There's nothing particularly new, or even all that interesting, about the kafuffle taking place over Nevada's public K-12 education budget.
Responding to lower-than-expected revenues, Nevada's Republican governor, Jim Gibbons, has called for K-12 education to join most other government agencies in shaving 4.5 percent from its originally projected budget. The usual suspects on the left — Speaker Barbara Buckley, school board members and the rest of the educational establishment — have denounced the move, arguing that such allegedly Draconian "cuts" would starve the Silver State education system of much-needed funds and render impossible the task of educating Nevada's children.
We at the Nevada Policy Research Institute, a free-market think tank, of course find the governor's position on this issue more persuasive.

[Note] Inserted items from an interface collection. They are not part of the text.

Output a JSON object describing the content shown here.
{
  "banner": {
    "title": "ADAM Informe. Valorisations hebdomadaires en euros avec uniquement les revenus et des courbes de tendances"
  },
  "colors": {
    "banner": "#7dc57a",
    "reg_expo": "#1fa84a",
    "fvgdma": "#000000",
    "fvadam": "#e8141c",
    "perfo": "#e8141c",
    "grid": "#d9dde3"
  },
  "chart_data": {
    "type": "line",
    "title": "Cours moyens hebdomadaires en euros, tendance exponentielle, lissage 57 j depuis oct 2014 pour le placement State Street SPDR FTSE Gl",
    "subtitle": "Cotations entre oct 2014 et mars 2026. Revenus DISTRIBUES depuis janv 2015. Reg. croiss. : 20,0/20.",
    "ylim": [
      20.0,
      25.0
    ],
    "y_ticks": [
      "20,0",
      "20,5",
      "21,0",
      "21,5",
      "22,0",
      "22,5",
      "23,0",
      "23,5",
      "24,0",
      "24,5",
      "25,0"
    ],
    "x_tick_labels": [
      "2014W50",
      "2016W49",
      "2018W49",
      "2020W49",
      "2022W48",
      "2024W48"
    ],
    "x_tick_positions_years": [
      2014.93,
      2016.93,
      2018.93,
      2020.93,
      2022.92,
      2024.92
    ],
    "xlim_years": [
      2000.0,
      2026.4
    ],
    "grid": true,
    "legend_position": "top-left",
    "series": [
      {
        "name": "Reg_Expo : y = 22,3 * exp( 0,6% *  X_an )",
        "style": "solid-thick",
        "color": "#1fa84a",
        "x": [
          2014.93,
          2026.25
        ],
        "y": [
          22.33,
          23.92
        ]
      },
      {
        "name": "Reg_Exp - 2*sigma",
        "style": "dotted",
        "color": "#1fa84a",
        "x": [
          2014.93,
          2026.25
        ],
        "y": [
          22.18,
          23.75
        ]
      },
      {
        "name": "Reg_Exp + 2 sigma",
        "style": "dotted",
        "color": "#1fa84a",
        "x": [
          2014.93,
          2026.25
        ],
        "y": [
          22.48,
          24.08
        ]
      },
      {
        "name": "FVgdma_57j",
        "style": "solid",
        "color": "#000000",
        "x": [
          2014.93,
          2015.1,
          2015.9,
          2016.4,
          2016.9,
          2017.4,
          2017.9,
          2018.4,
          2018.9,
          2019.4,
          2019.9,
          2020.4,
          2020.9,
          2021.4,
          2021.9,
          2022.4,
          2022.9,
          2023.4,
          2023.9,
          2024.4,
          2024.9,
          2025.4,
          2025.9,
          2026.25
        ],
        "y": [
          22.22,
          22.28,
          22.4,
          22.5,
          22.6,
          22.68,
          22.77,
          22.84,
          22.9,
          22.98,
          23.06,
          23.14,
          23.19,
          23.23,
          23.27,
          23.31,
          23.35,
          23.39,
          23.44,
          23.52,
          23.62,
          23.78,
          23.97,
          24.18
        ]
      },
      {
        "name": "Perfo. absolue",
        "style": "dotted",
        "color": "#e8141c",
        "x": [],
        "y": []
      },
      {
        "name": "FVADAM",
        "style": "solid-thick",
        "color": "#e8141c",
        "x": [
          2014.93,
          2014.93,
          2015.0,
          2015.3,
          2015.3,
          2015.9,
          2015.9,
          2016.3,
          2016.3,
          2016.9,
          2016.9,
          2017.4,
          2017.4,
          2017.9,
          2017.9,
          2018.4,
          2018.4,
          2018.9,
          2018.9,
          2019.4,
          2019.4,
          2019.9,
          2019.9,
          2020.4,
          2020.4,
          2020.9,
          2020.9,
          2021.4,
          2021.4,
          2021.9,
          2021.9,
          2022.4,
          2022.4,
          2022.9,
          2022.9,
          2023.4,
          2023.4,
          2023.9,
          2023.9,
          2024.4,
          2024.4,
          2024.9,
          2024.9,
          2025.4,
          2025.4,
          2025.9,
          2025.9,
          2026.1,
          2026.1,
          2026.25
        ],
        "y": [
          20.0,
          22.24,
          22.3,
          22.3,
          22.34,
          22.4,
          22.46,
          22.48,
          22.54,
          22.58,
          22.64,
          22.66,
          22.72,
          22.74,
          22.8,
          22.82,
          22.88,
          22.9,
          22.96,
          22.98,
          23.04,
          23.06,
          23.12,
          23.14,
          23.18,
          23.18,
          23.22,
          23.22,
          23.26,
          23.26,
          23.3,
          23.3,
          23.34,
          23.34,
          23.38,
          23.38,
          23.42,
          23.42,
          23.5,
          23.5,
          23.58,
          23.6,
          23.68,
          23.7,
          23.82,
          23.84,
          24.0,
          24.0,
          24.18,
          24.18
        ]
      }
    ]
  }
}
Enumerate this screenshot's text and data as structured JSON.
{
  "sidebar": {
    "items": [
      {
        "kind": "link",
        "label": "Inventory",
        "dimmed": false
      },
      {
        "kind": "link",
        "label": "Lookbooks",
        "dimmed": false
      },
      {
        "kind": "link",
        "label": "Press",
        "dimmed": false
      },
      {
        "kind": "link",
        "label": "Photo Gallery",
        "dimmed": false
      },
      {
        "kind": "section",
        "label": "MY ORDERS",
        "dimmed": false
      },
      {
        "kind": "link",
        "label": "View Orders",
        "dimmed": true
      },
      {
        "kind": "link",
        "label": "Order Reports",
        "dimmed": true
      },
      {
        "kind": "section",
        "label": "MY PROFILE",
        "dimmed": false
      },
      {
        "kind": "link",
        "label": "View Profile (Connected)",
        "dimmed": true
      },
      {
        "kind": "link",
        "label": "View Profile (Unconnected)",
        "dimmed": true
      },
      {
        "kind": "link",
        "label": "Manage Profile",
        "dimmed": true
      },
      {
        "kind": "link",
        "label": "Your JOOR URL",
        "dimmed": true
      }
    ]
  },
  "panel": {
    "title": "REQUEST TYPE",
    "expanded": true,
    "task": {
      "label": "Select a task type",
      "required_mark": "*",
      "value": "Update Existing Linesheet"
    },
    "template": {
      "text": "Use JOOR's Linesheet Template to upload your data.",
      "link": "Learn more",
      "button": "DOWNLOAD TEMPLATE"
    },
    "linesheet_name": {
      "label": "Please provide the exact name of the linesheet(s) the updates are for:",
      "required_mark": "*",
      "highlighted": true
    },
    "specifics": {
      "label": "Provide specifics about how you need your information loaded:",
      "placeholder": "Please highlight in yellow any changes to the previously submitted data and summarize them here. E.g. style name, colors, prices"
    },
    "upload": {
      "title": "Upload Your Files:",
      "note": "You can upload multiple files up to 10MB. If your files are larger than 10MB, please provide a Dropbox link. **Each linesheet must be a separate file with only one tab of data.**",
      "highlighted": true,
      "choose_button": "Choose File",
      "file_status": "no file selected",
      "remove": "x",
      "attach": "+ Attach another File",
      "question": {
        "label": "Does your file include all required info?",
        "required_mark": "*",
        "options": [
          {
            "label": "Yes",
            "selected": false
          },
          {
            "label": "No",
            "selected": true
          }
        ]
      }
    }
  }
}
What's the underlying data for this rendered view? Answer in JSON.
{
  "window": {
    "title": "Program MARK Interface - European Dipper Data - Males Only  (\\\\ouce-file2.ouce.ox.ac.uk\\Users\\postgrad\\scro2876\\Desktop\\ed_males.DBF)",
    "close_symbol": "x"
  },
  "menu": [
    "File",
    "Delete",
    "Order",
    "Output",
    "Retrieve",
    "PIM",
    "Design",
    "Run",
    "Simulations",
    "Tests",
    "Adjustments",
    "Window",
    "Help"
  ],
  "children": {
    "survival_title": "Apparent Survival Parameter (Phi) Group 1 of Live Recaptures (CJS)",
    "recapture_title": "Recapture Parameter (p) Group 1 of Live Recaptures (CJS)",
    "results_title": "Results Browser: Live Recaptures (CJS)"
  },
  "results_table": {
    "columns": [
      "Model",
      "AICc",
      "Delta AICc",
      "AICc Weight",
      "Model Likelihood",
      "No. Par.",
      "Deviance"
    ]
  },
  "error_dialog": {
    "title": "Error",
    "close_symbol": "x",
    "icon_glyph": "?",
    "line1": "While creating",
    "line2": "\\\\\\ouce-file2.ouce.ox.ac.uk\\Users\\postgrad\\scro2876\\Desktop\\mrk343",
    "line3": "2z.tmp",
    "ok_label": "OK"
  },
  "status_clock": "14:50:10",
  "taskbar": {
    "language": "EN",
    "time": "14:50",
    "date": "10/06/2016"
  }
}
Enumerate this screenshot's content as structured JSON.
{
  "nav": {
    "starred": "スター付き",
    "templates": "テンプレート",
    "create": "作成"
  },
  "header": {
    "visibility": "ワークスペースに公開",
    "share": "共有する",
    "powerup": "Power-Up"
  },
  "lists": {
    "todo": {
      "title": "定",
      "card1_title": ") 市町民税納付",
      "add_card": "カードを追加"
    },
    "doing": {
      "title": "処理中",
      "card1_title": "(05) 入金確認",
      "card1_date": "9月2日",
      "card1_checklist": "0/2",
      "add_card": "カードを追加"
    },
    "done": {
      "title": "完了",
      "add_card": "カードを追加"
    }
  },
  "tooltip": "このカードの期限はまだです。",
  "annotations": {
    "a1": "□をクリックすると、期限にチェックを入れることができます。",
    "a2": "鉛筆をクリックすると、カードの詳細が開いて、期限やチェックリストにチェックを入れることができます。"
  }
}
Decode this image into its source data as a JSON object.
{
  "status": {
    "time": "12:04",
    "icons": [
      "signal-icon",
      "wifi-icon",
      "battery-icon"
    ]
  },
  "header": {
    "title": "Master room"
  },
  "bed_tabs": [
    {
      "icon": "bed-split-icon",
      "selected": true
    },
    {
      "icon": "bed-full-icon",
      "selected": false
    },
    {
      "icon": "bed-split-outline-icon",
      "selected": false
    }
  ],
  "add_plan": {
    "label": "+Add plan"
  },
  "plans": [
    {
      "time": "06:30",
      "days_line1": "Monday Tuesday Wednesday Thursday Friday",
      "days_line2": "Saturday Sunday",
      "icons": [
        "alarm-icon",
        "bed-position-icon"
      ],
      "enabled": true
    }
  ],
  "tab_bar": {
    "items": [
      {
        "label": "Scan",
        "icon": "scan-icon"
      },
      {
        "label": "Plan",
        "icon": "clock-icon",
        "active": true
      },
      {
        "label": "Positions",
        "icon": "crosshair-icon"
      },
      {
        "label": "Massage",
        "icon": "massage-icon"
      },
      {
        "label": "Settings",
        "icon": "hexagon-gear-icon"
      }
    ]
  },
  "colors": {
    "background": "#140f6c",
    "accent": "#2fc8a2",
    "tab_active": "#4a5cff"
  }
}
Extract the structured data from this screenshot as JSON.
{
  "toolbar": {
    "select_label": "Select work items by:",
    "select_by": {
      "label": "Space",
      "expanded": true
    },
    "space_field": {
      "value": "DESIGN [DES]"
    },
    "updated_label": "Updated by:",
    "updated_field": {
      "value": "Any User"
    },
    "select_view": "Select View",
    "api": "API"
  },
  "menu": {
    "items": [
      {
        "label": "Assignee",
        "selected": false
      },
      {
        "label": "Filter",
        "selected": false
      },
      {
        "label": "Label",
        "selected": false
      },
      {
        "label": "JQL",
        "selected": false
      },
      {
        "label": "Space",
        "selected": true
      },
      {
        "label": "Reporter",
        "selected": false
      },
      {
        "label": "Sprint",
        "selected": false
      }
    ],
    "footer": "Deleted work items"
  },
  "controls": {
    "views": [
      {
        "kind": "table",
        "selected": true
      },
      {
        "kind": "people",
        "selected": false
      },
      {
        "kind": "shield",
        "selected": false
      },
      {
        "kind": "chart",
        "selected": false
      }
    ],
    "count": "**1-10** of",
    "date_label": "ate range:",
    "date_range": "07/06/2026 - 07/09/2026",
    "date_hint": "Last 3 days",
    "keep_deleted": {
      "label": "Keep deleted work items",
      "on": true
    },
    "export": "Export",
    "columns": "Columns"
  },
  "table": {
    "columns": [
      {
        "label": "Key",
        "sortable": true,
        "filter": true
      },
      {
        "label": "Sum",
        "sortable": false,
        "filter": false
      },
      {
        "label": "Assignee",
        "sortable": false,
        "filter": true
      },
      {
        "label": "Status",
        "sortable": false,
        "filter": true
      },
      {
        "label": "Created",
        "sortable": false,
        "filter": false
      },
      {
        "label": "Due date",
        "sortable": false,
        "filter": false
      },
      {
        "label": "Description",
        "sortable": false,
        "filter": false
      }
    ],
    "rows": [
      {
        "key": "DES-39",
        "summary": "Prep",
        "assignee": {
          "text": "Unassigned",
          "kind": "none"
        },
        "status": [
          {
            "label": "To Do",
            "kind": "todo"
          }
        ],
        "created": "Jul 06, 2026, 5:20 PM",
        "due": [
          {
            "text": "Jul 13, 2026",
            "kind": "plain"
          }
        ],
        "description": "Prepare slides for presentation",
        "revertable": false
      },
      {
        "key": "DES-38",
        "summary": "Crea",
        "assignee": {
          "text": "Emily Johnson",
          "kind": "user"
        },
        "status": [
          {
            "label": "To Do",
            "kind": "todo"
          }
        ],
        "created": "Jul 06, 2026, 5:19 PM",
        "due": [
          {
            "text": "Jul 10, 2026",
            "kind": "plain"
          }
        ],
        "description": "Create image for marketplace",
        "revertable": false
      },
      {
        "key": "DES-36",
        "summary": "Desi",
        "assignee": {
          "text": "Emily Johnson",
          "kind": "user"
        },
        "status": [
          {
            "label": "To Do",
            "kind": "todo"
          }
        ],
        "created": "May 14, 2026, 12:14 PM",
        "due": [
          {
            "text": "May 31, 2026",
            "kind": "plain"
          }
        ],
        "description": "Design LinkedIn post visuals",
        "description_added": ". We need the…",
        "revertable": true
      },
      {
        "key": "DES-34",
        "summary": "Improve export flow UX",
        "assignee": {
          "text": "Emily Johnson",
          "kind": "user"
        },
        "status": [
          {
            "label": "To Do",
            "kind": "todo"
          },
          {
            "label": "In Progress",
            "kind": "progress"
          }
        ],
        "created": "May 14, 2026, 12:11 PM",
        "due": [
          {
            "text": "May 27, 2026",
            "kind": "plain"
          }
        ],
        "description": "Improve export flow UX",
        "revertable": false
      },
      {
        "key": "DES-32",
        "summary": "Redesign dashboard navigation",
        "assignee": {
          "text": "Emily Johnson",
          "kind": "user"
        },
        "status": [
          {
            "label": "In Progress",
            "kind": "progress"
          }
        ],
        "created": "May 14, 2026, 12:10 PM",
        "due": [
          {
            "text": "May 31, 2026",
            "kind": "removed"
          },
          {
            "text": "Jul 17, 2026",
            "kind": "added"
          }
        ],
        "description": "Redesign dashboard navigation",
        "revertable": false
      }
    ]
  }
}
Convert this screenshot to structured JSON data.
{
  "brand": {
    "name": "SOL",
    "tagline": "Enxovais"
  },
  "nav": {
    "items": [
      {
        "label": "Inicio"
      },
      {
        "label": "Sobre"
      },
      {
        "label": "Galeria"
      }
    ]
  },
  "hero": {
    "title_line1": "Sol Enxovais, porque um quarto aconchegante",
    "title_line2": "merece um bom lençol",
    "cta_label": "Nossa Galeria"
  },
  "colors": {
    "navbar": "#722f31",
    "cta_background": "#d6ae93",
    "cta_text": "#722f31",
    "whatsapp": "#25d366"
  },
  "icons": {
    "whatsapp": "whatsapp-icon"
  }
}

A core principle of the Institute is that government should operate within its means (as individuals and businesses must), and that when revenues begin to dry up, government should be just as capable as the rest of us of setting priorities and trimming where possible.
So there's not much surprising there, either.
But what if a new twist could be added to the stale and predictable fight between tax-and-spend left wingers and belt-tightening righties? And what if that twist were also likely to result in not only better government, but a more credible, enlightened debate over public policy?
Throughout the country a new wave of support for government transparency is gaining serious momentum. It comes in the wake of the Coburn-Obama legislation that mandates disclosure of federal expenditures via a publicly accessible website. This push for government transparency has now filtered down as well to several state governments, and is one of the few movements that actually garner bipartisan support.
Texas, Missouri, Indiana, Kansas, Arizona and South Carolina are all states that have adopted transparency measures in one form or another. Texas, Missouri, Indiana and South Carolina all have Republican governors, but Democrats occupy that office in Kansas and Arizona.
Nevada ought to get on board as well. One of the chief obstacles to achieving consensus on government spending is the inherently opaque nature of government itself, particularly in the realm of K-12 education. Citizens are made aware, usually through the press, of bottom-line expenditure levels for the state's various government agencies, but there's no easy way for the average citizen or state lawmakers (or even a public policy outfit such as NPRI, for that matter) to track where exactly all of this money is going once it is doled out.
Absent transparency, the average citizen trying to follow the typical back-and-forth between proponents on each side of the debate remains in the dark about who has the more credible argument.
Those who argue that these budget reductions would be a serious blow to the quality of education in Nevada would certainly have more credibility if citizens could independently verify matters for themselves. Currently, taxpayers who would have to come up with the extra revenue needed to maintain desired spending levels simply have to take the education establishment's word for virtually everything. If those who swear there is absolutely no room to trim are indeed sincere, then they ought to welcome the opportunity to open the books and prove their case.
And what of those on the other side of the debate, like NPRI? They, too, although generally sympathetic to the argument for scaling back spending during economic downturns, could make valuable contributions to the discussion under an open-books regime. It is our belief that even under the governor's "cuts' to the K-12 education budget — which still allow for a 15 percent increase in spending over the last biennium, after all — the ed establishment has sufficient funds (assuming some basic level of managerial competence) to carry out its functions. Still, absent the specifics, we, too, appear reduced to what to many people likely sounds like vague theories and empty rhetoric.
It is long past time for Nevada voters to be treated like adults and be allowed to see exactly where their money is going.
Andy Matthews is communications director at the Nevada Policy Research Institute.